    The U.N.’s disparate approach toward Israel and China is a lesson in hypocrisy. Israel is the constant target of vitriol from the UN Human Rights Council on which China sits along with other serial human rights violators. Indeed, while China has gotten away with regularly breaching the 1949 Fourth Geneva Convention, which is supposed to protect Tibetan civilians living under Chinese occupation from being deliberately targeted for violence, Israel is regularly accused by U.N. bodies of violating this same Convention whenever it tries to contain Palestinian terrorism against Israeli citizens. China also has escaped any reproach for its repeated violations of the Universal Declaration of Human Rights, International Covenant on Civil and Political Rights and International Covenant on Economic, Social and Cultural Rights, which recognize that freedom of religion is a basic human right.

    Most tellingly, the Office of the High Commissioner for Human Rights (“OHCHR”) did not mention Tibet even once in its Human Rights Program for Asia-Pacific (2008-2009). It had only this to say concerning China’s human rights record: “OHCHR will also continue its technical cooperation program with China and work in close partnership with the UN Country Team, particularly as the 2008 Olympics create further impetus to reform.”

    This silence speaks volumes. For the U.N.’s morally challenged establishment, it is more preferable to enable the phony façade of progress that China intends to display at this summer’s Olympic Games than to speak out against its slaughter, torture and imprisonment of hundreds of innocent Tibetans. It is much easier—and more politically correct—to make Israel the UN’s favorite punching bag.

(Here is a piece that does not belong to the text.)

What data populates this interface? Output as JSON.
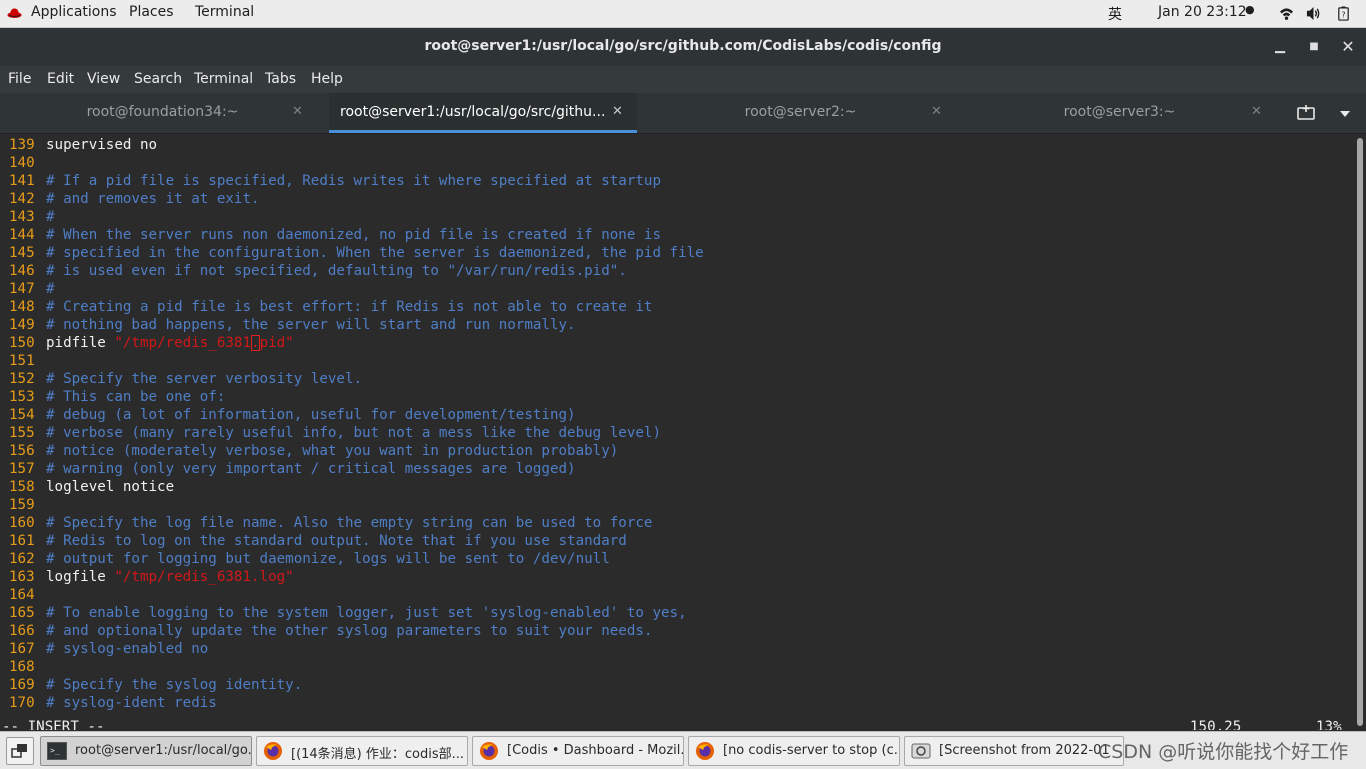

    Two well-thought-through expositions by two men whose moral compass isn’t skewed by politics, ideology, and revisionist history. Which is a lot more than I can say for the U.N., the mainstream media, and other bastions of Leftism who equate the manufactured plight of “Palestine” at the hands of Israel with the real oppression of Tibet by China. Or worse: Make the Israelis into evil personified while ignoring the actions of China altogether.